▶ **Exercise**
Find the string "subtitle" in the records. Copy every line it appears in.

Segment Start: Given data

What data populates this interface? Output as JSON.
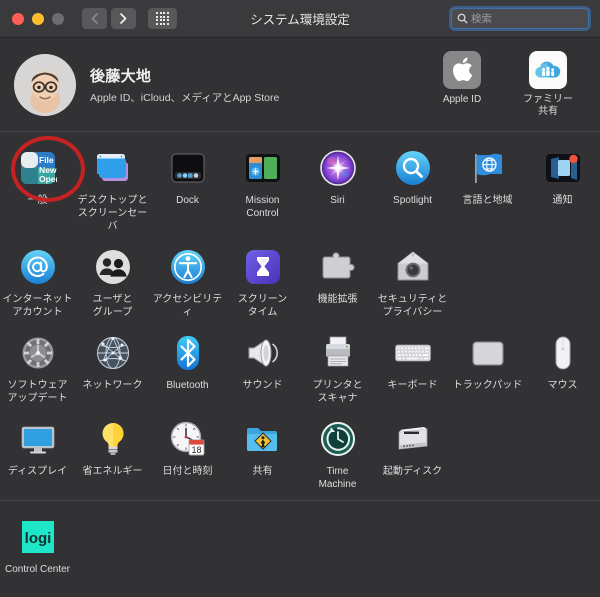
{
  "window": {
    "title": "システム環境設定",
    "traffic_lights": [
      "close",
      "minimize",
      "zoom"
    ],
    "back_label": "‹",
    "forward_label": "›",
    "show_all_label": "show-all-grid"
  },
  "search": {
    "placeholder": "検索",
    "value": ""
  },
  "user": {
    "name": "後藤大地",
    "subtitle": "Apple ID、iCloud、メディアとApp Store",
    "actions": [
      {
        "label": "Apple ID",
        "icon": "apple-logo-icon"
      },
      {
        "label": "ファミリー\n共有",
        "label_line1": "ファミリー",
        "label_line2": "共有",
        "icon": "family-cloud-icon"
      }
    ]
  },
  "annotation": {
    "target": "一般",
    "color": "#c62222",
    "shape": "circle"
  },
  "prefs": [
    {
      "id": "general",
      "label": "一般",
      "icon": "general-icon",
      "highlighted": true
    },
    {
      "id": "desktop",
      "label": "デスクトップと\nスクリーンセーバ",
      "l1": "デスクトップと",
      "l2": "スクリーンセーバ",
      "icon": "desktop-screensaver-icon"
    },
    {
      "id": "dock",
      "label": "Dock",
      "icon": "dock-icon"
    },
    {
      "id": "mission",
      "label": "Mission\nControl",
      "l1": "Mission",
      "l2": "Control",
      "icon": "mission-control-icon"
    },
    {
      "id": "siri",
      "label": "Siri",
      "icon": "siri-icon"
    },
    {
      "id": "spotlight",
      "label": "Spotlight",
      "icon": "spotlight-icon"
    },
    {
      "id": "language",
      "label": "言語と地域",
      "icon": "language-region-icon"
    },
    {
      "id": "notifications",
      "label": "通知",
      "icon": "notifications-icon"
    },
    {
      "id": "internet",
      "label": "インターネット\nアカウント",
      "l1": "インターネット",
      "l2": "アカウント",
      "icon": "internet-accounts-icon"
    },
    {
      "id": "users",
      "label": "ユーザと\nグループ",
      "l1": "ユーザと",
      "l2": "グループ",
      "icon": "users-groups-icon"
    },
    {
      "id": "accessibility",
      "label": "アクセシビリティ",
      "icon": "accessibility-icon"
    },
    {
      "id": "screentime",
      "label": "スクリーン\nタイム",
      "l1": "スクリーン",
      "l2": "タイム",
      "icon": "screen-time-icon"
    },
    {
      "id": "extensions",
      "label": "機能拡張",
      "icon": "extensions-icon"
    },
    {
      "id": "security",
      "label": "セキュリティと\nプライバシー",
      "l1": "セキュリティと",
      "l2": "プライバシー",
      "icon": "security-privacy-icon"
    },
    {
      "id": "softwareupdate",
      "label": "ソフトウェア\nアップデート",
      "l1": "ソフトウェア",
      "l2": "アップデート",
      "icon": "software-update-icon"
    },
    {
      "id": "network",
      "label": "ネットワーク",
      "icon": "network-icon"
    },
    {
      "id": "bluetooth",
      "label": "Bluetooth",
      "icon": "bluetooth-icon"
    },
    {
      "id": "sound",
      "label": "サウンド",
      "icon": "sound-icon"
    },
    {
      "id": "printers",
      "label": "プリンタと\nスキャナ",
      "l1": "プリンタと",
      "l2": "スキャナ",
      "icon": "printers-scanners-icon"
    },
    {
      "id": "keyboard",
      "label": "キーボード",
      "icon": "keyboard-icon"
    },
    {
      "id": "trackpad",
      "label": "トラックパッド",
      "icon": "trackpad-icon"
    },
    {
      "id": "mouse",
      "label": "マウス",
      "icon": "mouse-icon"
    },
    {
      "id": "displays",
      "label": "ディスプレイ",
      "icon": "displays-icon"
    },
    {
      "id": "energy",
      "label": "省エネルギー",
      "icon": "energy-saver-icon"
    },
    {
      "id": "datetime",
      "label": "日付と時刻",
      "icon": "date-time-icon",
      "badge_day": "18"
    },
    {
      "id": "sharing",
      "label": "共有",
      "icon": "sharing-icon"
    },
    {
      "id": "timemachine",
      "label": "Time\nMachine",
      "l1": "Time",
      "l2": "Machine",
      "icon": "time-machine-icon"
    },
    {
      "id": "startupdisk",
      "label": "起動ディスク",
      "icon": "startup-disk-icon"
    }
  ],
  "third_party": [
    {
      "id": "logi-control-center",
      "label": "Control Center",
      "icon": "logi-icon",
      "logo_text": "logi",
      "color": "#1fe6c8"
    }
  ]
}
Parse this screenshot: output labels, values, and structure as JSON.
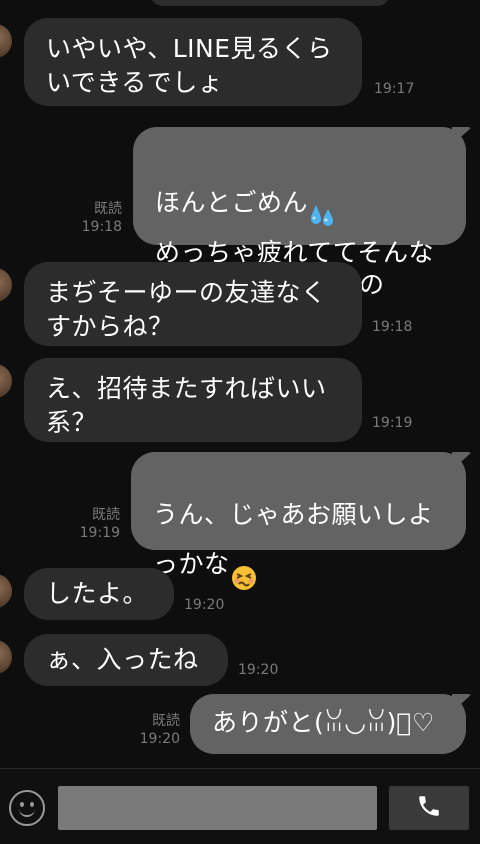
{
  "messages": [
    {
      "side": "in",
      "text": "いやいや、LINE見るくら\nいできるでしょ",
      "time": "19:17"
    },
    {
      "side": "out",
      "line1": "ほんとごめん",
      "emoji1": "sweat-drops",
      "line2": "めっちゃ疲れててそんな\n気も起きなかったの",
      "read": "既読",
      "time": "19:18"
    },
    {
      "side": "in",
      "text": "まぢそーゆーの友達なく\nすからね？",
      "time": "19:18"
    },
    {
      "side": "in",
      "text": "え、招待またすればいい\n系？",
      "time": "19:19"
    },
    {
      "side": "out",
      "line1": "うん、じゃあお願いしよ\nっかな",
      "emoji1": "persevering-face",
      "read": "既読",
      "time": "19:19"
    },
    {
      "side": "in",
      "text": "したよ。",
      "time": "19:20"
    },
    {
      "side": "in",
      "text": "ぁ、入ったね",
      "time": "19:20"
    },
    {
      "side": "out",
      "text": "ありがと(ꈍ◡ꈍ)ﾞ♡",
      "read": "既読",
      "time": "19:20"
    }
  ],
  "input": {
    "placeholder": "",
    "value": ""
  },
  "icons": {
    "emoji": "smiley-icon",
    "call": "phone-icon"
  },
  "colors": {
    "incoming_bubble": "#2c2c2c",
    "outgoing_bubble": "#636363",
    "background": "#0e0e0e",
    "meta_text": "#7a7a7a"
  }
}
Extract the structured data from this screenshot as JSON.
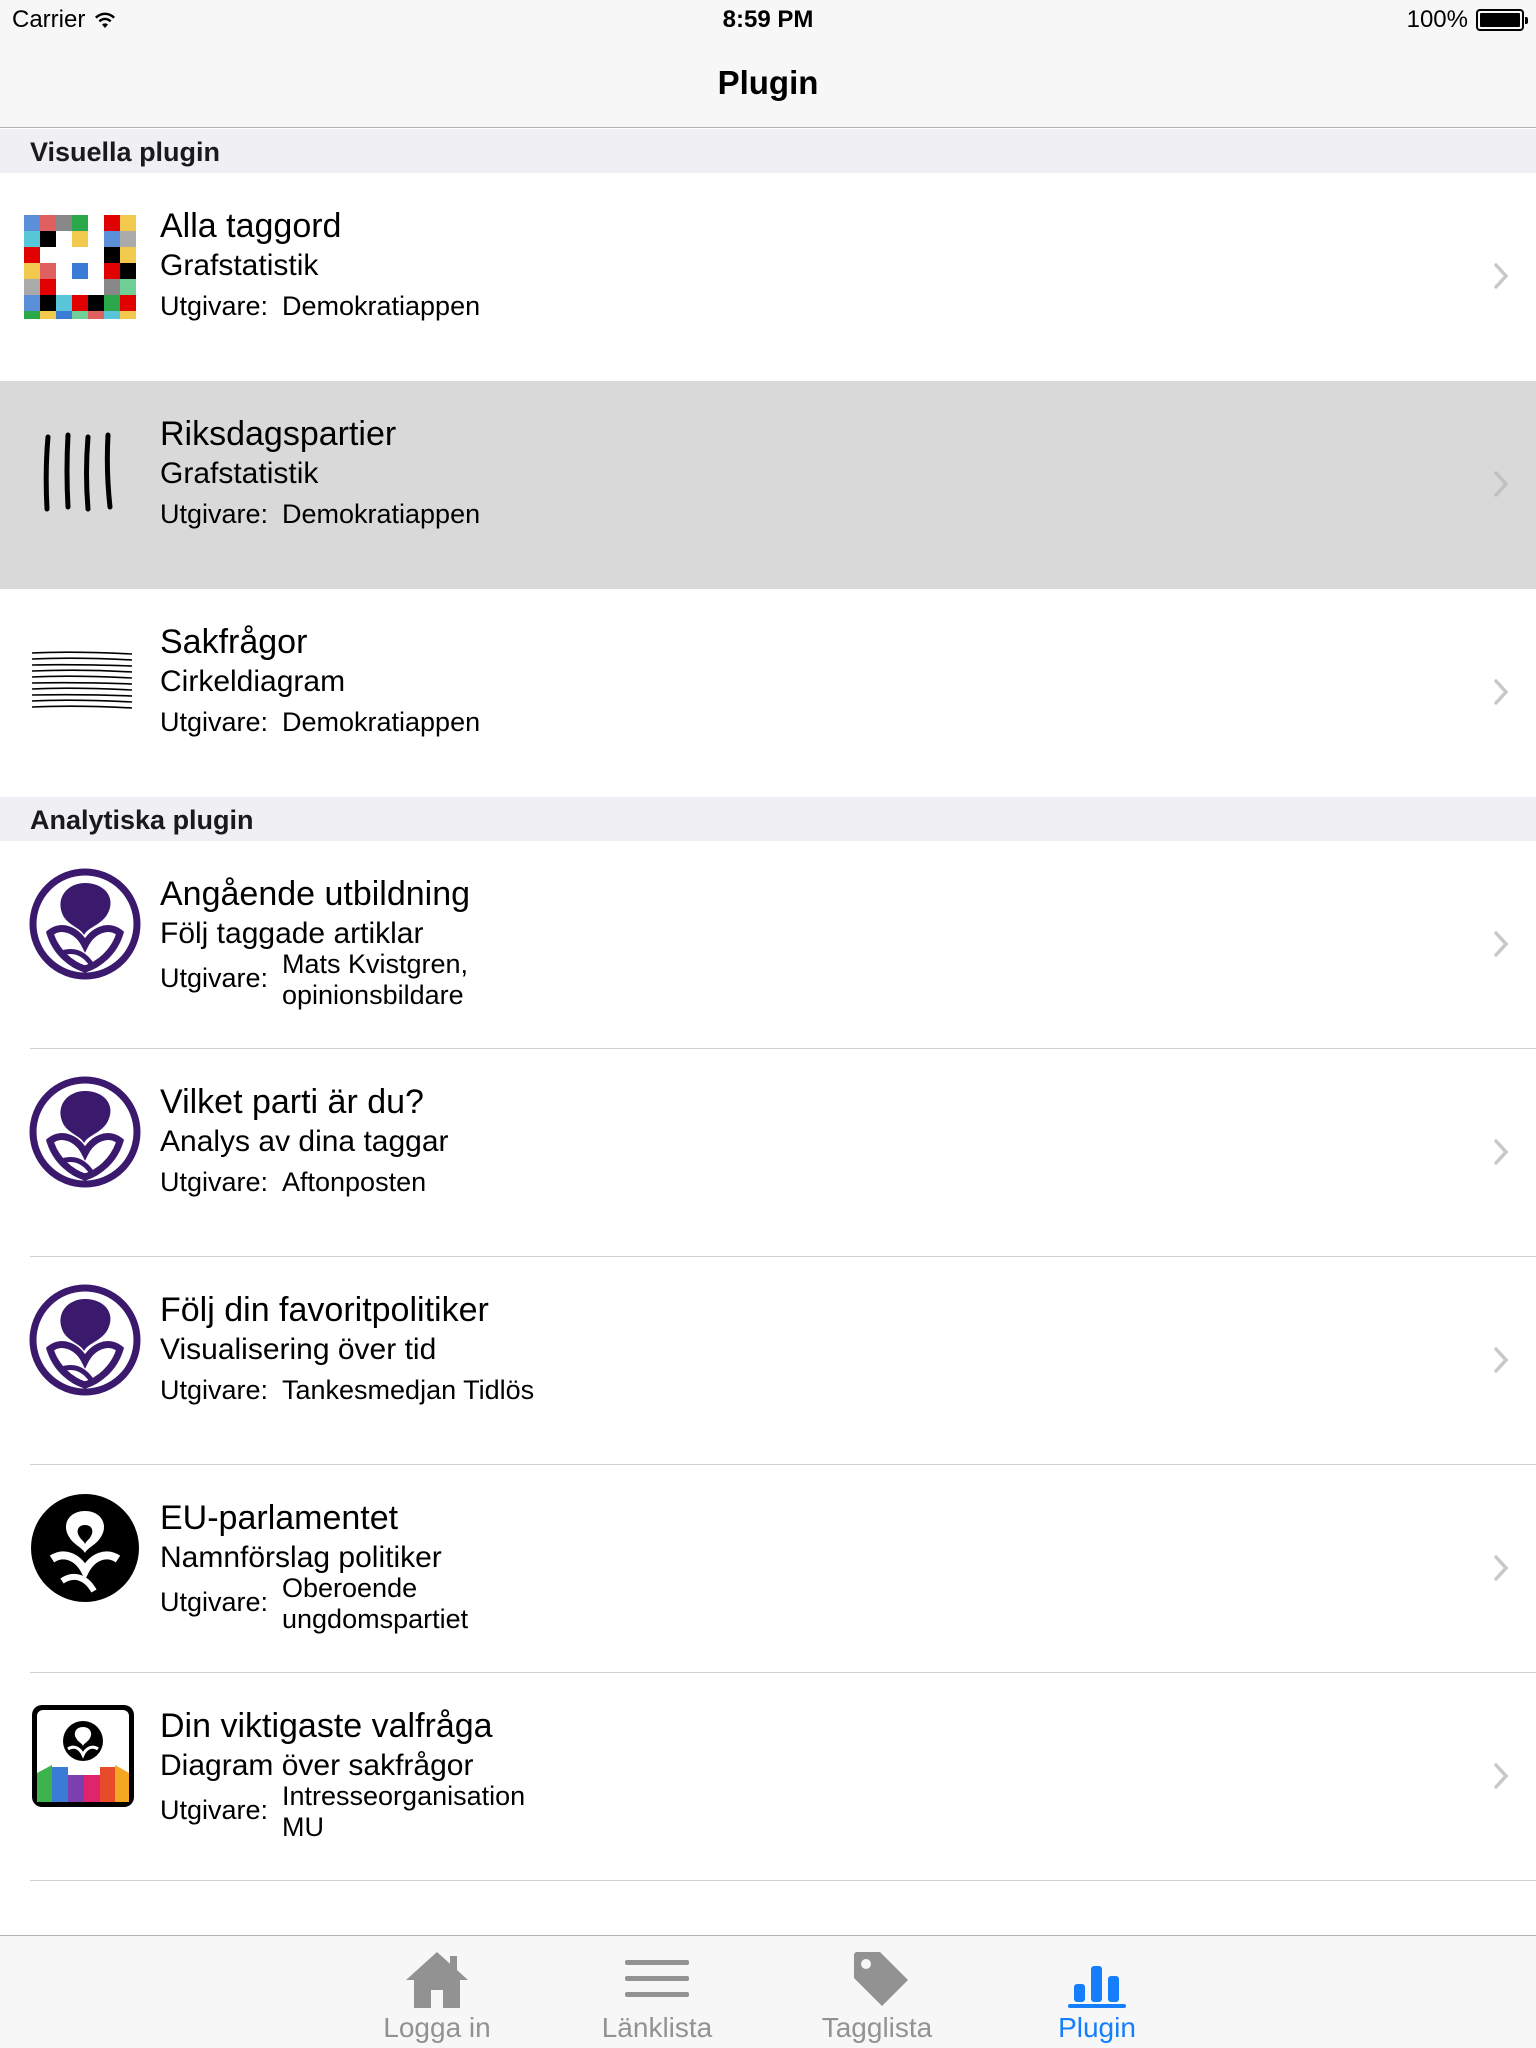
{
  "status_bar": {
    "carrier": "Carrier",
    "time": "8:59 PM",
    "battery": "100%",
    "battery_level": 1.0
  },
  "nav": {
    "title": "Plugin"
  },
  "sections": [
    {
      "header": "Visuella plugin",
      "rows": [
        {
          "title": "Alla taggord",
          "subtitle": "Grafstatistik",
          "publisher_label": "Utgivare:",
          "publisher": "Demokratiappen",
          "icon": "color-grid-icon",
          "selected": false
        },
        {
          "title": "Riksdagspartier",
          "subtitle": "Grafstatistik",
          "publisher_label": "Utgivare:",
          "publisher": "Demokratiappen",
          "icon": "tally-marks-icon",
          "selected": true
        },
        {
          "title": "Sakfrågor",
          "subtitle": "Cirkeldiagram",
          "publisher_label": "Utgivare:",
          "publisher": "Demokratiappen",
          "icon": "lines-icon",
          "selected": false
        }
      ]
    },
    {
      "header": "Analytiska plugin",
      "rows": [
        {
          "title": "Angående utbildning",
          "subtitle": "Följ taggade artiklar",
          "publisher_label": "Utgivare:",
          "publisher_line1": "Mats Kvistgren,",
          "publisher_line2": "opinionsbildare",
          "icon": "purple-logo-icon"
        },
        {
          "title": "Vilket parti är du?",
          "subtitle": "Analys av dina taggar",
          "publisher_label": "Utgivare:",
          "publisher": "Aftonposten",
          "icon": "purple-logo-icon"
        },
        {
          "title": "Följ din favoritpolitiker",
          "subtitle": "Visualisering över tid",
          "publisher_label": "Utgivare:",
          "publisher": "Tankesmedjan Tidlös",
          "icon": "purple-logo-icon"
        },
        {
          "title": "EU-parlamentet",
          "subtitle": "Namnförslag politiker",
          "publisher_label": "Utgivare:",
          "publisher_line1": "Oberoende",
          "publisher_line2": "ungdomspartiet",
          "icon": "black-logo-icon"
        },
        {
          "title": "Din viktigaste valfråga",
          "subtitle": "Diagram över sakfrågor",
          "publisher_label": "Utgivare:",
          "publisher_line1": "Intresseorganisation",
          "publisher_line2": "MU",
          "icon": "color-app-icon"
        }
      ]
    }
  ],
  "tab_bar": {
    "tabs": [
      {
        "label": "Logga in",
        "icon": "house-icon",
        "active": false
      },
      {
        "label": "Länklista",
        "icon": "list-icon",
        "active": false
      },
      {
        "label": "Tagglista",
        "icon": "tag-icon",
        "active": false
      },
      {
        "label": "Plugin",
        "icon": "bar-chart-icon",
        "active": true
      }
    ]
  },
  "colors": {
    "accent": "#147efb",
    "inactive_tab": "#929292",
    "logo_purple": "#3b1a6e",
    "selected_row": "#d9d9d9",
    "section_bg": "#efeff4"
  }
}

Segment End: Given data

▶ **Exercise answer**
    "subtitle": "Apple ID、iCloud、メディアとApp Store",
          "subtitle": "Grafstatistik",
          "subtitle": "Grafstatistik",
          "subtitle": "Cirkeldiagram",
          "subtitle": "Följ taggade artiklar",
          "subtitle": "Analys av dina taggar",
          "subtitle": "Visualisering över tid",
          "subtitle": "Namnförslag politiker",
          "subtitle": "Diagram över sakfrågor",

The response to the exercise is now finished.